=== Records ===
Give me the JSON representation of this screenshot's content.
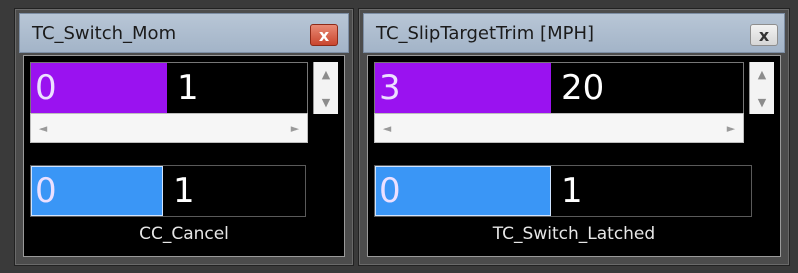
{
  "windows": [
    {
      "title": "TC_Switch_Mom",
      "close_glyph": "x",
      "close_style": "red",
      "control1": {
        "left_value": "0",
        "right_value": "1",
        "fill_fraction": 0.5,
        "fill_color": "#9a12f0"
      },
      "control2": {
        "left_value": "0",
        "right_value": "1",
        "fill_fraction": 0.5,
        "fill_color": "#3a96f6"
      },
      "caption": "CC_Cancel"
    },
    {
      "title": "TC_SlipTargetTrim [MPH]",
      "close_glyph": "x",
      "close_style": "gray",
      "control1": {
        "left_value": "3",
        "right_value": "20",
        "fill_fraction": 0.47,
        "fill_color": "#9a12f0"
      },
      "control2": {
        "left_value": "0",
        "right_value": "1",
        "fill_fraction": 0.47,
        "fill_color": "#3a96f6"
      },
      "caption": "TC_Switch_Latched"
    }
  ],
  "icons": {
    "scroll_up": "▲",
    "scroll_down": "▼",
    "scroll_left": "◄",
    "scroll_right": "►"
  }
}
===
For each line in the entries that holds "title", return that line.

• **Solution to this problem**:
      "title": "TC_Switch_Mom",
      "title": "TC_SlipTargetTrim [MPH]",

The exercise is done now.